The monster missiles are of no particular use in any future war with South Korea as Kim already has tens of thousands of missiles targeting its neighbor to the south. Everyone in the intelligence community knows the address where the new generation of monster missiles are to be delivered in case of war with the United States. As troubling as the new missiles are, the mobile, eleven-axle mobile missile-launching trucks on which the monster missiles were being paraded are an equaling troubling development. That’s because Kim no longer has to depend on fixed launch pads, which the United States can target. So far, Kim hasn’t tested the new monster missiles he now has in his arsenal. When, and if, he does, the proverbial fat will be in the fire.
Now, to be fair, I believe some of Trump’s instincts will be favorably judged by history. Criminal justice reform was long overdue, and it would have not happened without Trump’s support. Provisions of Trump’s tax reform that repatriated trillions of corporate dollars held overseas was a good thing. So was moving the American embassy to Jerusalem, and so was rejecting a treaty that gave Iran a glide path to nuclear arms development.
History, however, will not treat Trumpism as a highwater mark in American history. Far from it. With Trumpism, the truth has become the lowest coin of the political realm. Not that lying is a new phenomenon in politics; it’s just that chronic prevarication was never a hallmark of the Oval Office. With Trumpism, the truth has no value compared to an outrageous self-serving falsehood. Trump seemed to live by the old saw that a good lie can travel halfway around the world before truth can get its pants on. Lying is de rigueur with Trumpism, as truth is regularly jettisoned in the political moment’s interest.
Finally, crude, over-the-top insults and vicious attacks leveled against those who oppose or criticize have informed a generation of current and wannabe politicians. The practice has been made acceptable and routine and it will sully American political discourse for years to come.

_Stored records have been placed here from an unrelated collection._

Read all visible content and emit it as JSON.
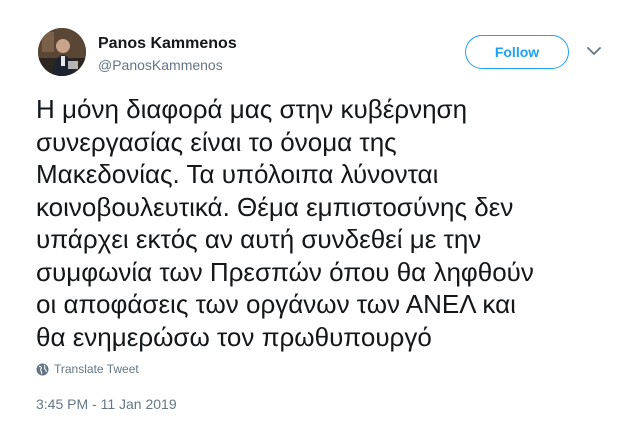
{
  "author": {
    "name": "Panos Kammenos",
    "handle": "@PanosKammenos"
  },
  "actions": {
    "follow_label": "Follow"
  },
  "tweet": {
    "text": "Η μόνη  διαφορά μας στην κυβέρνηση\nσυνεργασίας είναι το όνομα της\nΜακεδονίας. Τα υπόλοιπα λύνονται\nκοινοβουλευτικά. Θέμα εμπιστοσύνης δεν\nυπάρχει εκτός αν αυτή συνδεθεί με την\nσυμφωνία των Πρεσπών όπου θα ληφθούν\nοι αποφάσεις των οργάνων των ΑΝΕΛ και\nθα ενημερώσω τον πρωθυπουργό",
    "translate_label": "Translate Tweet",
    "timestamp": "3:45 PM - 11 Jan 2019"
  },
  "icons": {
    "globe": "globe-icon",
    "caret": "chevron-down-icon"
  },
  "colors": {
    "accent": "#1da1f2",
    "text": "#14171a",
    "muted": "#657786"
  }
}
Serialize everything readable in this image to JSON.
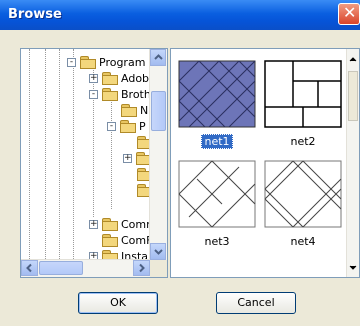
{
  "window": {
    "title": "Browse"
  },
  "tree": {
    "nodes": [
      {
        "label": "Program F",
        "expander": "-"
      },
      {
        "label": "Adob",
        "expander": "+"
      },
      {
        "label": "Broth",
        "expander": "-"
      },
      {
        "label": "N",
        "expander": ""
      },
      {
        "label": "P",
        "expander": "-"
      },
      {
        "label": "",
        "expander": ""
      },
      {
        "label": "",
        "expander": "+"
      },
      {
        "label": "",
        "expander": ""
      },
      {
        "label": "",
        "expander": ""
      },
      {
        "label": "Comn",
        "expander": "+"
      },
      {
        "label": "ComF",
        "expander": ""
      },
      {
        "label": "Instal",
        "expander": "+"
      }
    ]
  },
  "thumbnails": [
    {
      "label": "net1",
      "selected": true
    },
    {
      "label": "net2",
      "selected": false
    },
    {
      "label": "net3",
      "selected": false
    },
    {
      "label": "net4",
      "selected": false
    }
  ],
  "buttons": {
    "ok": "OK",
    "cancel": "Cancel"
  }
}
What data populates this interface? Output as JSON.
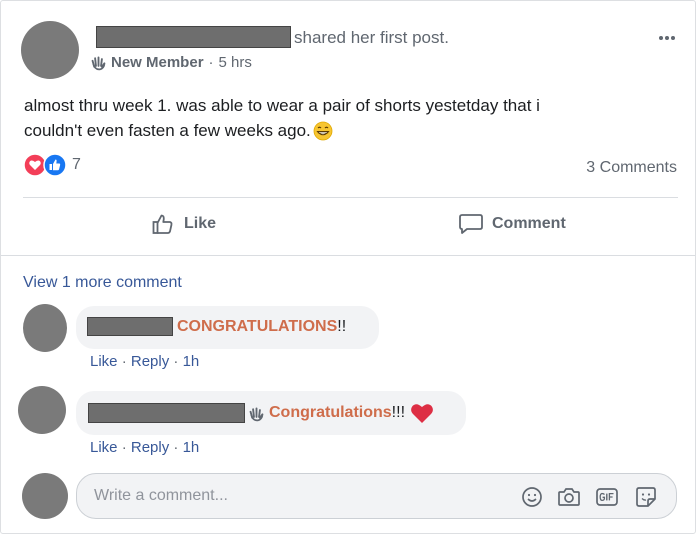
{
  "post": {
    "header_action": "shared her first post.",
    "badge": "New Member",
    "separator": "·",
    "time": "5 hrs",
    "body_line1": "almost thru week 1. was able to wear a pair of shorts yestetday that i",
    "body_line2": "couldn't even fasten a few weeks ago.",
    "reaction_count": "7",
    "comments_count": "3 Comments",
    "like_label": "Like",
    "comment_label": "Comment"
  },
  "comments": {
    "view_more": "View 1 more comment",
    "items": [
      {
        "text_highlight": "CONGRATULATIONS",
        "text_rest": "!!",
        "like": "Like",
        "reply": "Reply",
        "time": "1h"
      },
      {
        "text_highlight": "Congratulations",
        "text_rest": "!!!",
        "like": "Like",
        "reply": "Reply",
        "time": "1h"
      }
    ],
    "input_placeholder": "Write a comment..."
  },
  "icons": {
    "wave": "waving-hand-icon",
    "grin": "grinning-face-emoji",
    "heart": "heart-emoji",
    "love_reaction": "love-reaction-icon",
    "like_reaction": "like-reaction-icon",
    "more": "more-options-icon",
    "thumb": "thumbs-up-icon",
    "speech": "comment-bubble-icon",
    "smiley": "emoji-icon",
    "camera": "camera-icon",
    "gif": "gif-icon",
    "sticker": "sticker-icon"
  },
  "colors": {
    "accent_link": "#385898",
    "highlight": "#cf6d4b",
    "love": "#f33e58",
    "like": "#1877f2"
  }
}
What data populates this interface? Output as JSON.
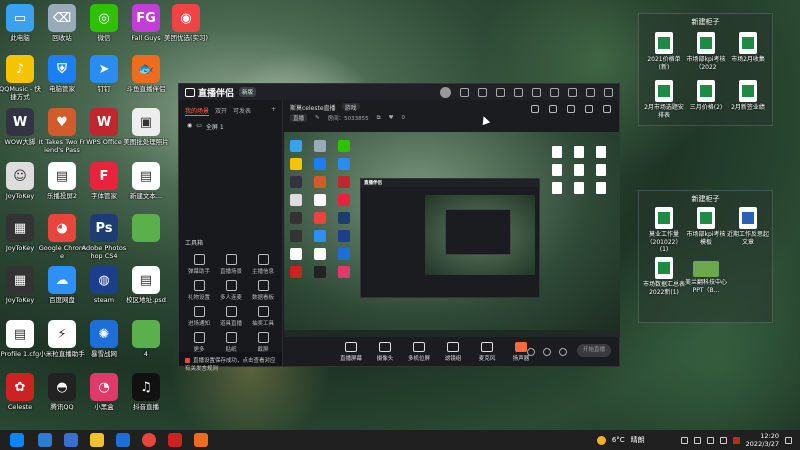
{
  "desktop_icons": [
    {
      "label": "此电脑",
      "color": "#3aa0f0",
      "glyph": "▭",
      "col": 0,
      "row": 0
    },
    {
      "label": "回收站",
      "color": "#9ab",
      "glyph": "⌫",
      "col": 1,
      "row": 0
    },
    {
      "label": "微信",
      "color": "#2dc100",
      "glyph": "◎",
      "col": 2,
      "row": 0
    },
    {
      "label": "Fall Guys",
      "color": "#c23fd6",
      "glyph": "FG",
      "col": 3,
      "row": 0
    },
    {
      "label": "美团优选(实习)",
      "color": "#e44",
      "glyph": "◉",
      "col": 4,
      "row": 0
    },
    {
      "label": "QQMusic - 快捷方式",
      "color": "#f5c400",
      "glyph": "♪",
      "col": 0,
      "row": 1
    },
    {
      "label": "电脑管家",
      "color": "#1a7ff0",
      "glyph": "⛨",
      "col": 1,
      "row": 1
    },
    {
      "label": "钉钉",
      "color": "#2a8cf0",
      "glyph": "➤",
      "col": 2,
      "row": 1
    },
    {
      "label": "斗鱼直播伴侣",
      "color": "#f06c1d",
      "glyph": "🐟",
      "col": 3,
      "row": 1
    },
    {
      "label": "WOW大脚",
      "color": "#334",
      "glyph": "W",
      "col": 0,
      "row": 2
    },
    {
      "label": "It Takes Two Friend's Pass",
      "color": "#d35a2a",
      "glyph": "♥",
      "col": 1,
      "row": 2
    },
    {
      "label": "WPS Office",
      "color": "#c0262d",
      "glyph": "W",
      "col": 2,
      "row": 2
    },
    {
      "label": "美图批处理照片",
      "color": "#eee",
      "glyph": "▣",
      "col": 3,
      "row": 2
    },
    {
      "label": "JoyToKey",
      "color": "#ddd",
      "glyph": "☺",
      "col": 0,
      "row": 3
    },
    {
      "label": "乐播投屏2",
      "color": "#fff",
      "glyph": "▤",
      "col": 1,
      "row": 3
    },
    {
      "label": "字体管家",
      "color": "#e8233b",
      "glyph": "F",
      "col": 2,
      "row": 3
    },
    {
      "label": "新建文本...",
      "color": "#fff",
      "glyph": "▤",
      "col": 3,
      "row": 3
    },
    {
      "label": "JoyToKey",
      "color": "#333",
      "glyph": "▦",
      "col": 0,
      "row": 4
    },
    {
      "label": "Google Chrome",
      "color": "#e8453c",
      "glyph": "◕",
      "col": 1,
      "row": 4
    },
    {
      "label": "Adobe Photoshop CS4",
      "color": "#1c3c72",
      "glyph": "Ps",
      "col": 2,
      "row": 4
    },
    {
      "label": "",
      "color": "#5ab04a",
      "glyph": "",
      "col": 3,
      "row": 4
    },
    {
      "label": "JoyToKey",
      "color": "#333",
      "glyph": "▦",
      "col": 0,
      "row": 5
    },
    {
      "label": "百度网盘",
      "color": "#2e8ff5",
      "glyph": "☁",
      "col": 1,
      "row": 5
    },
    {
      "label": "steam",
      "color": "#1b3f8a",
      "glyph": "◍",
      "col": 2,
      "row": 5
    },
    {
      "label": "校区地址.psd",
      "color": "#fff",
      "glyph": "▤",
      "col": 3,
      "row": 5
    },
    {
      "label": "Profile 1.cfg",
      "color": "#fff",
      "glyph": "▤",
      "col": 0,
      "row": 6
    },
    {
      "label": "小米粒直播助手",
      "color": "#fff",
      "glyph": "⚡",
      "col": 1,
      "row": 6
    },
    {
      "label": "暴雪战网",
      "color": "#1d6fd8",
      "glyph": "✺",
      "col": 2,
      "row": 6
    },
    {
      "label": "4",
      "color": "#5ab04a",
      "glyph": "",
      "col": 3,
      "row": 6
    },
    {
      "label": "Celeste",
      "color": "#c22",
      "glyph": "✿",
      "col": 0,
      "row": 7
    },
    {
      "label": "腾讯QQ",
      "color": "#222",
      "glyph": "◓",
      "col": 1,
      "row": 7
    },
    {
      "label": "小黑盒",
      "color": "#e03a6a",
      "glyph": "◔",
      "col": 2,
      "row": 7
    },
    {
      "label": "抖音直播",
      "color": "#111",
      "glyph": "♫",
      "col": 3,
      "row": 7
    }
  ],
  "folder_panel_1": {
    "title": "新建柜子",
    "items": [
      {
        "label": "2021价格单(新)",
        "type": "x"
      },
      {
        "label": "市场部kpi考核（2022",
        "type": "x"
      },
      {
        "label": "市场2月收集",
        "type": "x"
      },
      {
        "label": "2月市场选题安排表",
        "type": "x"
      },
      {
        "label": "三月价格(2)",
        "type": "x"
      },
      {
        "label": "2月新签业绩",
        "type": "x"
      }
    ]
  },
  "folder_panel_2": {
    "title": "新建柜子",
    "items": [
      {
        "label": "莫业工作量（201022）(1)",
        "type": "x"
      },
      {
        "label": "市场部kpi考核模板",
        "type": "x"
      },
      {
        "label": "近期工作反思起文章",
        "type": "w"
      },
      {
        "label": "市场数据汇总表2022新(1)",
        "type": "x"
      },
      {
        "label": "美兰翻科技中心PPT（B...",
        "type": "img"
      }
    ]
  },
  "app": {
    "name": "直播伴侣",
    "version_tag": "新版",
    "scene_tabs": [
      "我的场景",
      "双开",
      "可发表"
    ],
    "scene_add": "+",
    "scene_item": "全屏 1",
    "tools_title": "工具箱",
    "tools": [
      "弹幕助手",
      "直播场景",
      "主播信息",
      "礼物设置",
      "多人连麦",
      "数据看板",
      "进场通知",
      "道具直播",
      "抽奖工具",
      "更多",
      "贴纸",
      "截屏"
    ],
    "notice": "直播设置保存成功，点击查看对应有关发言规则",
    "room_title": "斯莫celeste直播",
    "room_tag": "游戏",
    "room_meta_tag": "直播",
    "room_id": "房间：5033855",
    "room_count": "0",
    "bottom_tools": [
      "直播屏幕",
      "摄像头",
      "多机位屏",
      "滤镜组",
      "麦克风",
      "扬声器"
    ],
    "go_live": "开始直播"
  },
  "taskbar": {
    "temp": "6°C",
    "weather": "晴朗",
    "time": "12:20",
    "date": "2022/3/27"
  }
}
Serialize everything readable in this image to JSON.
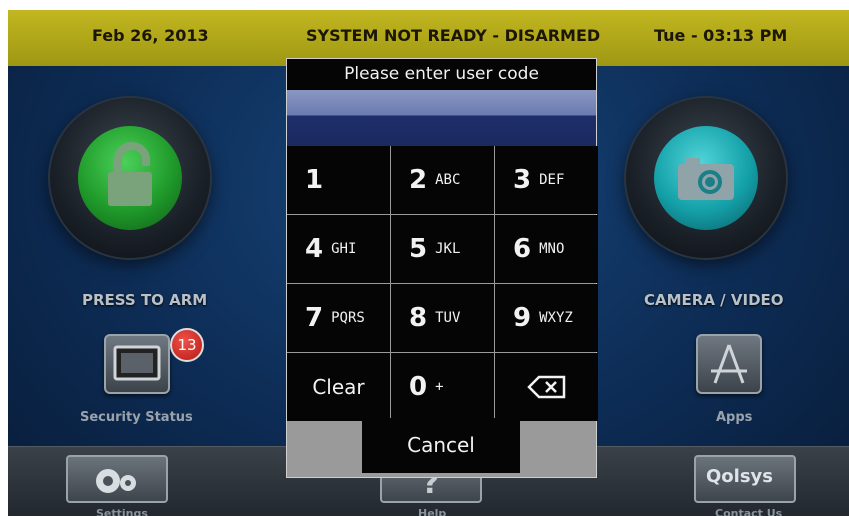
{
  "status_bar": {
    "date": "Feb 26, 2013",
    "system_status": "SYSTEM NOT READY - DISARMED",
    "time": "Tue - 03:13 PM"
  },
  "main": {
    "arm_label": "PRESS TO ARM",
    "camera_label": "CAMERA / VIDEO",
    "security_status_label": "Security Status",
    "security_badge_count": "13",
    "apps_label": "Apps",
    "arm_icon": "unlocked-padlock-icon",
    "camera_icon": "camera-icon"
  },
  "bottom_bar": {
    "settings_label": "Settings",
    "help_label": "Help",
    "contact_label": "Contact Us",
    "contact_logo_text": "Qolsys"
  },
  "dialog": {
    "title": "Please enter user code",
    "code_value": "",
    "keys": [
      {
        "num": "1",
        "letters": ""
      },
      {
        "num": "2",
        "letters": "ABC"
      },
      {
        "num": "3",
        "letters": "DEF"
      },
      {
        "num": "4",
        "letters": "GHI"
      },
      {
        "num": "5",
        "letters": "JKL"
      },
      {
        "num": "6",
        "letters": "MNO"
      },
      {
        "num": "7",
        "letters": "PQRS"
      },
      {
        "num": "8",
        "letters": "TUV"
      },
      {
        "num": "9",
        "letters": "WXYZ"
      },
      {
        "num": "0",
        "letters": "+"
      }
    ],
    "clear_label": "Clear",
    "backspace_icon": "backspace-icon",
    "cancel_label": "Cancel"
  },
  "colors": {
    "status_bar": "#b5ab1b",
    "background": "#0d2c55",
    "arm_green": "#1f9a2a",
    "camera_teal": "#14a0a8",
    "badge_red": "#c8241c"
  }
}
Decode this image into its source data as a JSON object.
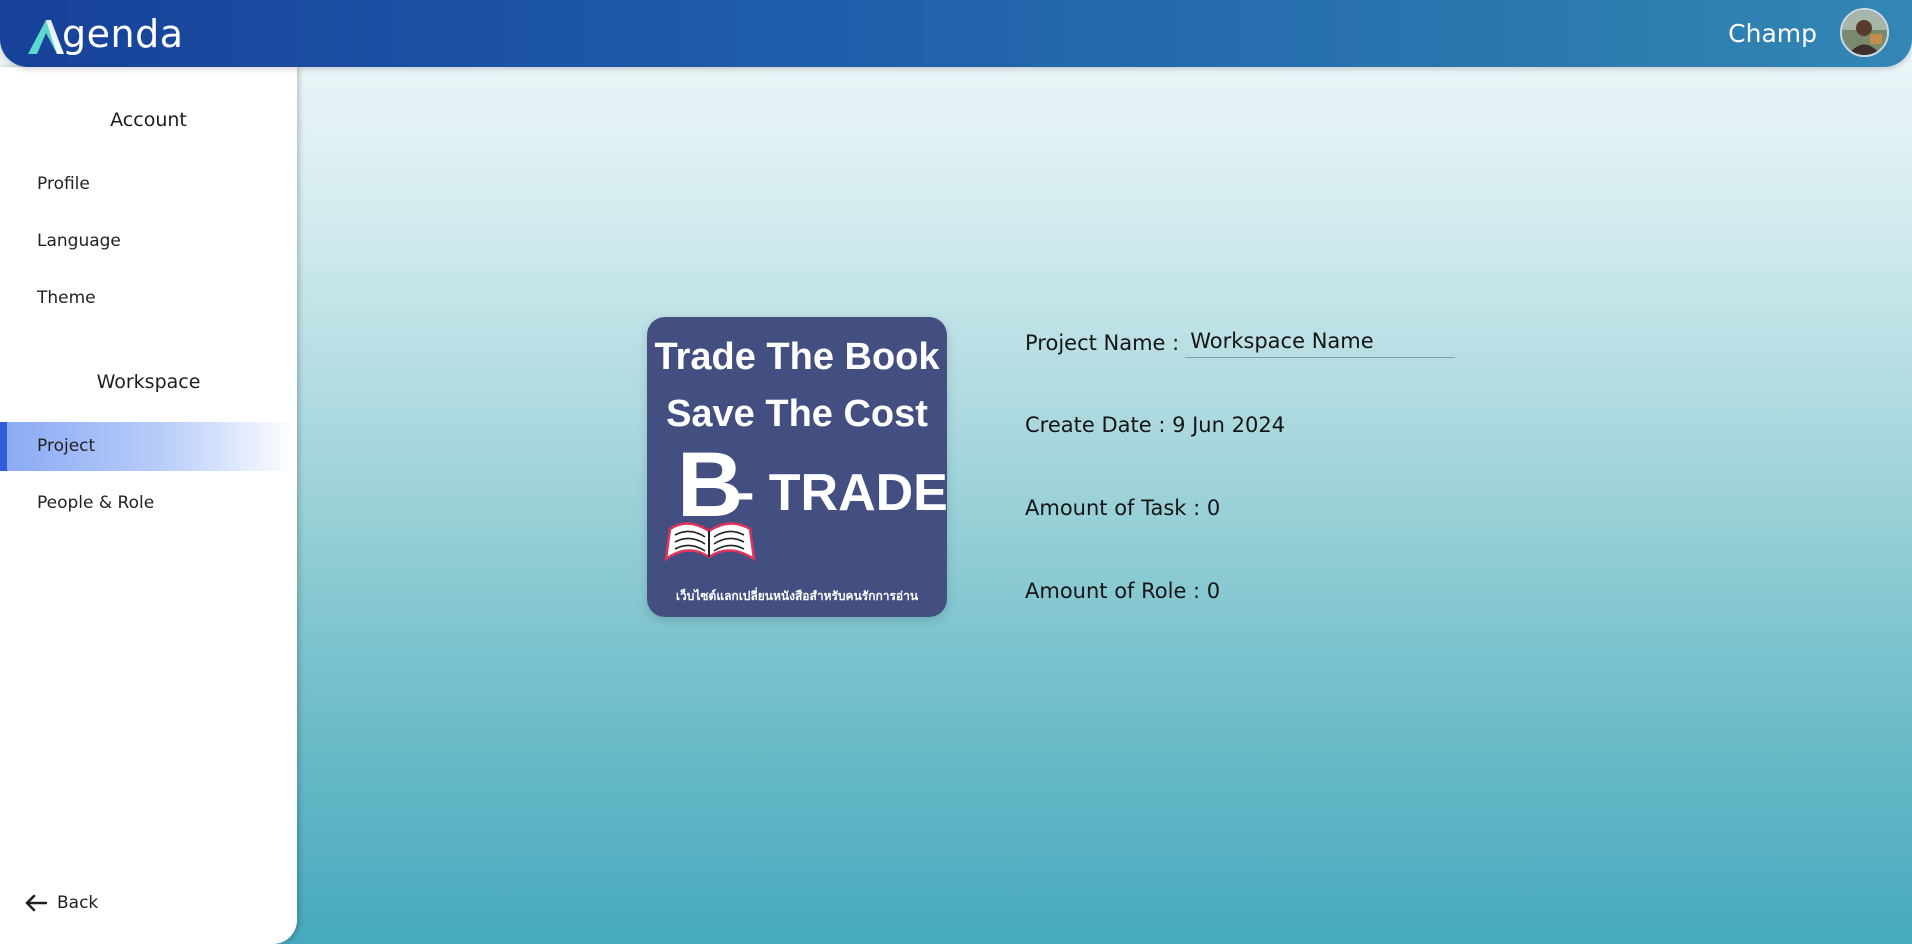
{
  "header": {
    "app_name": "genda",
    "user_name": "Champ"
  },
  "sidebar": {
    "account_title": "Account",
    "account_items": [
      {
        "label": "Profile"
      },
      {
        "label": "Language"
      },
      {
        "label": "Theme"
      }
    ],
    "workspace_title": "Workspace",
    "workspace_items": [
      {
        "label": "Project",
        "active": true
      },
      {
        "label": "People & Role",
        "active": false
      }
    ],
    "back_label": "Back"
  },
  "project": {
    "image": {
      "line1": "Trade The Book",
      "line2": "Save The Cost",
      "brand_letter": "B",
      "brand_rest": "- TRADE",
      "tagline": "เว็บไซต์แลกเปลี่ยนหนังสือสำหรับคนรักการอ่าน"
    },
    "name_label": "Project Name :",
    "name_value": "Workspace Name",
    "create_date": "Create Date : 9 Jun 2024",
    "task_count": "Amount of Task : 0",
    "role_count": "Amount of Role : 0"
  },
  "colors": {
    "header_start": "#17419a",
    "header_end": "#3387b4",
    "active_accent": "#2f5ed8",
    "logo_accent": "#5ed7d0",
    "image_bg": "#434f80"
  },
  "icons": {
    "logo": "agenda-logo-mark",
    "back": "arrow-left-icon",
    "avatar": "user-avatar"
  }
}
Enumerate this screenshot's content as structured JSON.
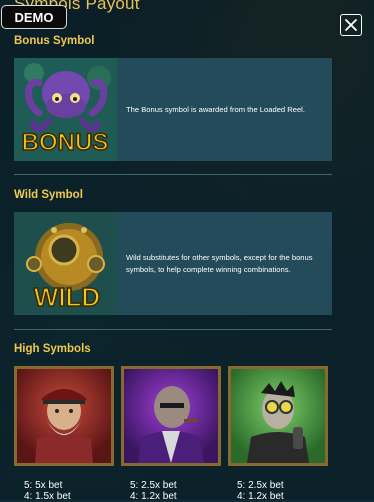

Trumpism looms large at a time when so many Americans are bereft of real news and, instead, seek to affirm rather than inform their thinking. Trumpism will be with us for a long time, and that is not a good thing. It is certain to find new political practitioners who are less crude and a lot smarter, and that will be a very bad thing.